Social Order

Fairyland is, by and large, socially a parallel to pre-Enlightenment European nations. The feudal system is ingrained deeply into the populace and perhaps even into the land itself. The nobility are very rich, and typically spend their time running their estates, attending court and other functions, challenging each other to duels and trying to second-guess next season's fashion. The poor are very poor, and typically spend their time up to their arse in a muddy turnip field. This is the way things are, and probably the way things will always be.

Or, then again, possibly not. Though the faeries essentially slept through what in human terms was approximately 1750 to 1900, their world split off almost completely from the humans', that is no longer the case. The two worlds are once again beginning to leak into each other, and the human world is a very different place now than it was the last time they were in contact. Whilst certain human achievements, such as the Age of Reason and the Industrial Revolution, are firmly incompatible with fairyland, others – war, and political upheaval – are not. Little by little, faeries – commoners, mostly – are beginning to question the Way Things Are.

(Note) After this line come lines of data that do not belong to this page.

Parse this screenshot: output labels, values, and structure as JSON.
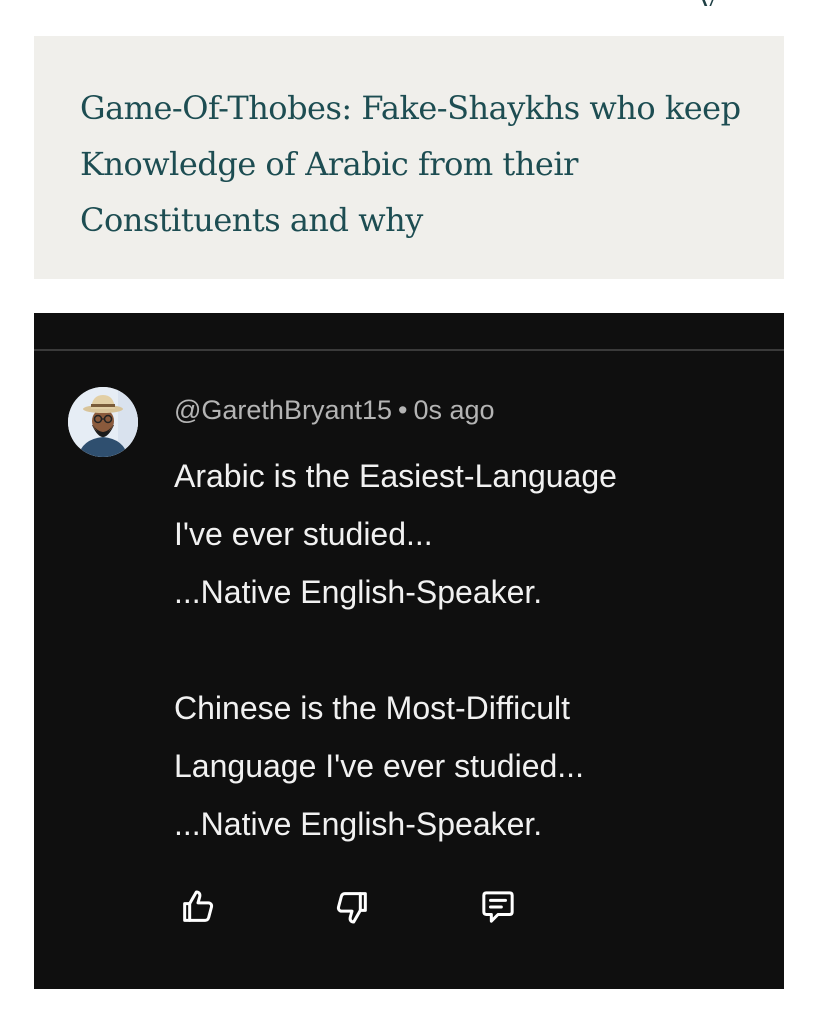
{
  "article": {
    "title": "Game-Of-Thobes: Fake-Shaykhs who keep Knowledge of Arabic from their Constituents and why"
  },
  "comment": {
    "author": "@GarethBryant15",
    "separator": "•",
    "timestamp": "0s ago",
    "body": [
      "Arabic is the Easiest-Language",
      "I've ever studied...",
      "...Native English-Speaker.",
      "",
      "Chinese is the Most-Difficult",
      "Language I've ever studied...",
      "...Native English-Speaker."
    ],
    "actions": {
      "like_icon": "thumbs-up-icon",
      "dislike_icon": "thumbs-down-icon",
      "reply_icon": "comment-icon"
    }
  },
  "colors": {
    "article_background": "#f0efeb",
    "article_title": "#1d4d52",
    "comment_background": "#0f0f0f",
    "comment_text": "#f1f1f1",
    "meta_text": "#b4b4b4"
  }
}
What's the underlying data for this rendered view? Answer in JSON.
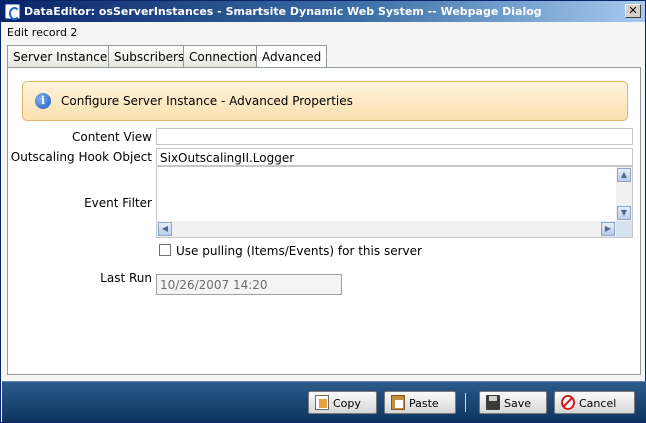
{
  "window": {
    "title": "DataEditor: osServerInstances - Smartsite Dynamic Web System -- Webpage Dialog",
    "close_glyph": "✕"
  },
  "record": {
    "label": "Edit record 2"
  },
  "tabs": [
    {
      "label": "Server Instance",
      "active": false
    },
    {
      "label": "Subscribers",
      "active": false
    },
    {
      "label": "Connection",
      "active": false
    },
    {
      "label": "Advanced",
      "active": true
    }
  ],
  "info": {
    "icon": "info-icon",
    "glyph": "i",
    "text": "Configure Server Instance - Advanced Properties"
  },
  "form": {
    "content_view": {
      "label": "Content View",
      "value": ""
    },
    "outscaling_hook": {
      "label": "Outscaling Hook Object",
      "value": "SixOutscalingII.Logger"
    },
    "event_filter": {
      "label": "Event Filter",
      "value": ""
    },
    "use_pulling": {
      "label": "Use pulling (Items/Events) for this server",
      "checked": false
    },
    "last_run": {
      "label": "Last Run",
      "value": "10/26/2007 14:20"
    }
  },
  "buttons": {
    "copy": "Copy",
    "paste": "Paste",
    "save": "Save",
    "cancel": "Cancel"
  },
  "colors": {
    "titlebar": "#0a246a",
    "footer": "#1f4a78",
    "info_bg": "#fbe0b0"
  }
}
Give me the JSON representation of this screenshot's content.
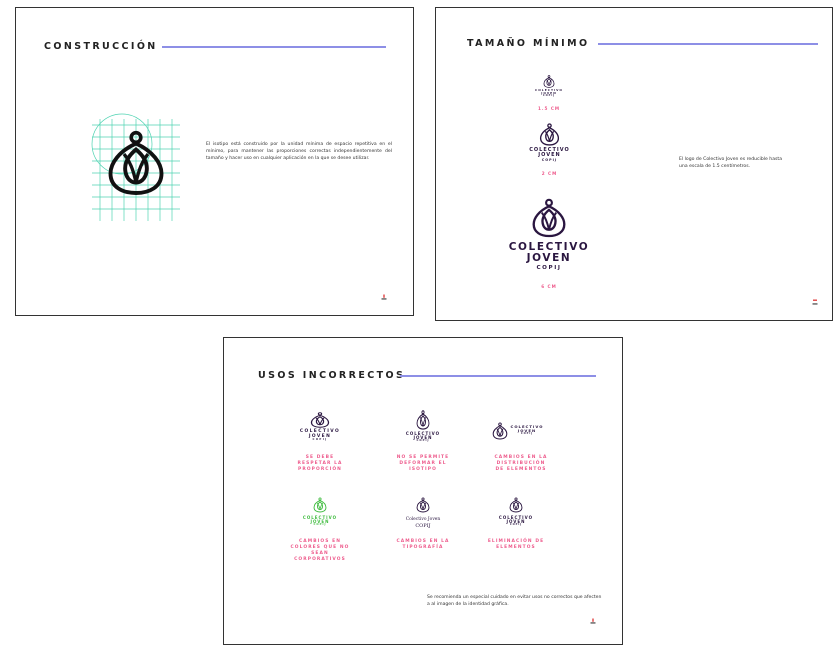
{
  "slides": {
    "construction": {
      "title": "CONSTRUCCIÓN",
      "body": "El isotipo está construido por la unidad mínima de espacio repetitiva en el mínimo, para mantener las proporciones correctas independientemente del tamaño y hacer uso en cualquier aplicación en la que se desee utilizar.",
      "page_number": "2"
    },
    "minimum_size": {
      "title": "TAMAÑO MÍNIMO",
      "body": "El logo de Colectivo Joven es reducible hasta una escala de 1.5 centímetros.",
      "page_number": "3",
      "logo_line1": "COLECTIVO",
      "logo_line2": "JOVEN",
      "logo_line3": "COPIJ",
      "sizes": [
        "1.5 CM",
        "2 CM",
        "6 CM"
      ]
    },
    "incorrect_uses": {
      "title": "USOS INCORRECTOS",
      "body": "Se recomienda un especial cuidado en evitar usos no correctos que afecten a al imagen de la identidad gráfica.",
      "page_number": "4",
      "logo_line1": "COLECTIVO",
      "logo_line2": "JOVEN",
      "logo_line3": "COPIJ",
      "serif_line1": "Colectivo Joven",
      "serif_line2": "COPIJ",
      "captions": [
        "SE DEBE RESPETAR LA PROPORCIÓN",
        "NO SE PERMITE DEFORMAR EL ISOTIPO",
        "CAMBIOS EN LA DISTRIBUCIÓN DE ELEMENTOS",
        "CAMBIOS EN COLORES QUE NO SEAN CORPORATIVOS",
        "CAMBIOS EN LA TIPOGRAFÍA",
        "ELIMINACIÓN DE ELEMENTOS"
      ]
    }
  },
  "colors": {
    "brand_dark": "#2a1640",
    "accent_pink": "#ee5c8d",
    "rule_lavender": "#8d8fe6",
    "grid_teal": "#4fd3b2",
    "wrong_green": "#3dbb3d"
  }
}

Scientific Thought

The scientific method is quite lost on the fae. What scientists do exist tend to be more of the Dr. Frankenstein persuasion, dreaming up strange and sometimes terrifying things. Their discoveries owe more to glamour and to luck than any deductive process or logical reasoning.

All told, the readily availability of glamour magic and the wide range of effects it can cause mean that the vast majority of faeries are simply disinterested in science, and it is often branded as useless and banal.

The Problem of Iron

Iron is anathema to the fae, it barely exists in fairyland and is not used by any but the maddest of mad scientists. A large proportion of human technology relies upon iron and its derivatives. Fairyland has broadly kept apace up until about the technology level of the Middle Ages by using different materials. Tools, farming implements, weapons and armour may be made of a number of materials, depending on the social class of their owner.

Equipment used by the peasantry tends to be made from natural materials such as wood or stone, though bronze, copper and brass are also common. The nobility often have items made from more exotic materials, such as silver, gold, glass or even items made purely from glamour. For some reason, what would seem to be obvious problems with brass ploughs and gold armour never really seem to crop up.

Firearms

Chemistry has not yet evolved from alchemy in fairyland, and even alchemists are rare. Consequently, gunpowder has not been invented and the most advanced ranged weapons remain the longbow and crossbow. The pistol, musket and cannon – and likewise the social and military changes they precipitated in the human world – have not made an appearance.

Fireworks do exist, but they are creations of glamour.

Travel between Worlds

Items passing from one world to another suffer ill effects if they rely on something that is not widely believed in. This is a problem whether one is travelling from the human world to Fairyland or the other way around.

Human technology that is beyond the understanding of faeries will not work in Fairyland. Mobile telephones will refuse to work, guns will refuse to fire, and even material changes will occur – plastics, for example, are not a feature of Fairyland and will thus revert to something else.

In Fairyland, magical items are very common. Any amulets, magic rings and so on that pass from Fairyland to the human world will also – by and large – not work.

There are ways around these problems. For a human item in Fairyland, one simply has to convince the fae of what something is and how it works. It may help to alter the truth slightly – explaining gunpowder is likely to be a non-starter, but explaining “magic exploding dust” would be much easier. However, it's a two-way process. Explaining it as magic exploding dust makes it magic exploding dust – it's not really gunpowder any more.

For a faerie item in the human world, one must overcome the humans' disbelief in magic. In keeping with the way rules are implemented in the game – i.e. there is much more expressive freedom in Fairyland, and much more rolling for stuff in the human world – this is done by overcoming the humans' Banality.